‘Can you help? I need to go.  I am a Jew and I need to leave this country.’
The Ambassador said,
‘I know the problem, I will do something for you’.
He gave him the papers, and he went out of that country to Geneva as a refugee.  

But what about us? We were still in England, we asked them to give us asylum they said no.  Canada? ‘No’. South Africa? They said that we are born in Sudan we might be black and so,
‘No’.  Nobody.  My father even had a small heart attack in England after that.  He left everything.  The shop as it is, the house as it is.  He had told my brother to give the keys of the shop to a man who was working with him there, a Nigerian man.  All the stock he lost.  And the house - everything in it - we gave to the woman who used to sell the eggs and the pigeons because we were friends with her and we used to eat at her place a lot.  So, no asylum, we went to Israel.  After a few months my mother decided she has to leave.  She cannot stay there.  So we went back to England to try again, they said no.  So my brother was still in Geneva, he said come and join me here.  We had to come on the train, because the train was much easier, they don’t check everything like on the plane.  We came with the train and the boat, crossing Calais and all this.  We arrived, my brother found us an apartment and they gave us asylum.  But we slept on the floor all together for a few months.  We didn’t have anything, my father almost lost it all."

 
Rabbi Elbaz in Israel, after leaving Sudan

Rabbi Elbaz in Israel, after leaving Sudan

 

"My father was the Rabbi in Sudan after Rabbi Malka died.  He was Rabbi Elbaz, but around 1963 things began to change.  That was when the instability really started.  The Government was more unstable and the Jews started to leave.  When they were going they all came to my father to ask for all kinds of certificates; that they are single, that they are Jewish, that they are married, that they are divorced! So that when they leave they will not have any problems.  I was his Secretary and I was typing them all, typing away - my typewriter worked very hard!  One of them told me that that piece of paper helped her a lot, because she wanted to marry a Cohen in Israel and she had to prove that she was not a divorcee for her wedding.  Eventually in 1964 we left - we had to leave.  The community told us in 1963 that they cannot pay my father any more.

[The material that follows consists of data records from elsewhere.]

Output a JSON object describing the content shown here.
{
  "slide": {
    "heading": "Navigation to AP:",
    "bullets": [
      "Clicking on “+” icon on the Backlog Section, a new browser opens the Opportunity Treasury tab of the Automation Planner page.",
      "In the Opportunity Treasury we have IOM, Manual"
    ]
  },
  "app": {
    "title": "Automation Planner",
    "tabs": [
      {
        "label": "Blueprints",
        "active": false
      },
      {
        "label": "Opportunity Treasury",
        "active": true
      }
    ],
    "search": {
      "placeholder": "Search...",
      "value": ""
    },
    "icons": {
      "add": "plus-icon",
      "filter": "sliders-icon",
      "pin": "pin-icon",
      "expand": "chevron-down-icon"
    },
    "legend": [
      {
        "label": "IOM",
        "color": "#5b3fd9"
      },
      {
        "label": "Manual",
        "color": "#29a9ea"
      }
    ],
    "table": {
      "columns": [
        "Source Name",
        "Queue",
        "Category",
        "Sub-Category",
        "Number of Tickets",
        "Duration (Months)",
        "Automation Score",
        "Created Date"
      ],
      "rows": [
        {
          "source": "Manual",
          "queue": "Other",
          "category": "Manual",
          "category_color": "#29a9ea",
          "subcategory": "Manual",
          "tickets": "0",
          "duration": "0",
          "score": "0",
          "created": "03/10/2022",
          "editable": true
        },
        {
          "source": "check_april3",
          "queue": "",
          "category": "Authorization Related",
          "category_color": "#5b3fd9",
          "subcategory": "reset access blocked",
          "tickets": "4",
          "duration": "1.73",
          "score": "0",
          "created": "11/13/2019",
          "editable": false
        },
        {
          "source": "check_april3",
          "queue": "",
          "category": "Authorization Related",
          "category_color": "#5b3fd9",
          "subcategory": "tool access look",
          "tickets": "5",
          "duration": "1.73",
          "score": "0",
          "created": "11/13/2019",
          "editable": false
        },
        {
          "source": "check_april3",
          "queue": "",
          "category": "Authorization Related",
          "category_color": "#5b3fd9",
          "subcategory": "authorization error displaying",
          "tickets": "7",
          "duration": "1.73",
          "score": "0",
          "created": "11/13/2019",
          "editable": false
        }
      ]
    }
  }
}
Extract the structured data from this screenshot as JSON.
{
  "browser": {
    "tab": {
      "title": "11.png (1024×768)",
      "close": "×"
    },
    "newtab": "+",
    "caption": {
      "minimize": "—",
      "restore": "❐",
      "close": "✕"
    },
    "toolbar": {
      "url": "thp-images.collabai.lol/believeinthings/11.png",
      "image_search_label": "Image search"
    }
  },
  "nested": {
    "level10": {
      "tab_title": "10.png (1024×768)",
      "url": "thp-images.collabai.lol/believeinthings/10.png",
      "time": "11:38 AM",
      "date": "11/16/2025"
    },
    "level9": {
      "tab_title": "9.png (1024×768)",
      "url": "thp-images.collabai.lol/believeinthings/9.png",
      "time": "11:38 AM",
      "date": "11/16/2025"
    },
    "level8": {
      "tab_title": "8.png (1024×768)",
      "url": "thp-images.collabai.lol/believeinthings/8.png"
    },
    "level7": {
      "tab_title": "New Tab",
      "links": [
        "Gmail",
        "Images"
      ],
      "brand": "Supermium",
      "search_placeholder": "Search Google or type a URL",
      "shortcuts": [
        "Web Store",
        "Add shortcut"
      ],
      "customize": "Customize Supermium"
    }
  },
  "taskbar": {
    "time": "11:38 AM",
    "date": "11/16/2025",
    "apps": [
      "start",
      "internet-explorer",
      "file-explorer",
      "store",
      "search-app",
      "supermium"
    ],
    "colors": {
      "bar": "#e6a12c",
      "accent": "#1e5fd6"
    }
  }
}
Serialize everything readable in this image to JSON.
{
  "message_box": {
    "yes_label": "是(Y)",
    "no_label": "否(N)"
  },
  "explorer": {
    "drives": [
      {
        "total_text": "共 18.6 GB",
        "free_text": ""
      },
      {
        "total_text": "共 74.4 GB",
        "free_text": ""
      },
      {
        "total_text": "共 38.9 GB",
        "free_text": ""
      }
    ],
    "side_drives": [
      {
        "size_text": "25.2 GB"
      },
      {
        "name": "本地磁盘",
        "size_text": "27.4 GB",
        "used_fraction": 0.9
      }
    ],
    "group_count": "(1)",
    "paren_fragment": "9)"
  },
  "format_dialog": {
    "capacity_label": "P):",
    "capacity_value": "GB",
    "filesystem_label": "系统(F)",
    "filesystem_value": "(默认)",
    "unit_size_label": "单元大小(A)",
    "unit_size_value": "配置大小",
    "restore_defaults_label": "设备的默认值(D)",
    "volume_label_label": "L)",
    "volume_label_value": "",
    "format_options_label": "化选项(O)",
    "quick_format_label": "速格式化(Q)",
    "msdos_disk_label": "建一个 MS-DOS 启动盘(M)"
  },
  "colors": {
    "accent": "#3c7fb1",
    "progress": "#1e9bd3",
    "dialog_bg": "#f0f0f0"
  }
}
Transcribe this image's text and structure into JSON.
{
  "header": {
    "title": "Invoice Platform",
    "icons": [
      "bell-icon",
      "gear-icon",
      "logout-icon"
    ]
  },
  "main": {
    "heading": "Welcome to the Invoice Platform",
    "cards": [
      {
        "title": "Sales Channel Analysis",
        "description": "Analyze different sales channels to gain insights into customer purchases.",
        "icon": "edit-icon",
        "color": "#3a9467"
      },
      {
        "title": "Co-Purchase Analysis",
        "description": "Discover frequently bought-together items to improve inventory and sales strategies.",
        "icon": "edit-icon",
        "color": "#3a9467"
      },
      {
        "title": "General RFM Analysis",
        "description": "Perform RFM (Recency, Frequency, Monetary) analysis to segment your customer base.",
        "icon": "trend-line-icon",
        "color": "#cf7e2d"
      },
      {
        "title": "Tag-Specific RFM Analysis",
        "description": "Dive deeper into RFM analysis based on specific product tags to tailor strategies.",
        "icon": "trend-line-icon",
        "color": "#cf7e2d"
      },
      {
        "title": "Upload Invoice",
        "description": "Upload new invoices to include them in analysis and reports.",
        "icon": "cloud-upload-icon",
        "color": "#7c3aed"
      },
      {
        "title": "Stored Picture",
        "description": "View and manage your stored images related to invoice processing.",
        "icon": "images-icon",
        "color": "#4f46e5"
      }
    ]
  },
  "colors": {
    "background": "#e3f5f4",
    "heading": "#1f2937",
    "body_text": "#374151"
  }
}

There was not enough of them and they couldn’t afford the salary.  We stayed one and half more years without salary, but in the end it became too much and we had to go."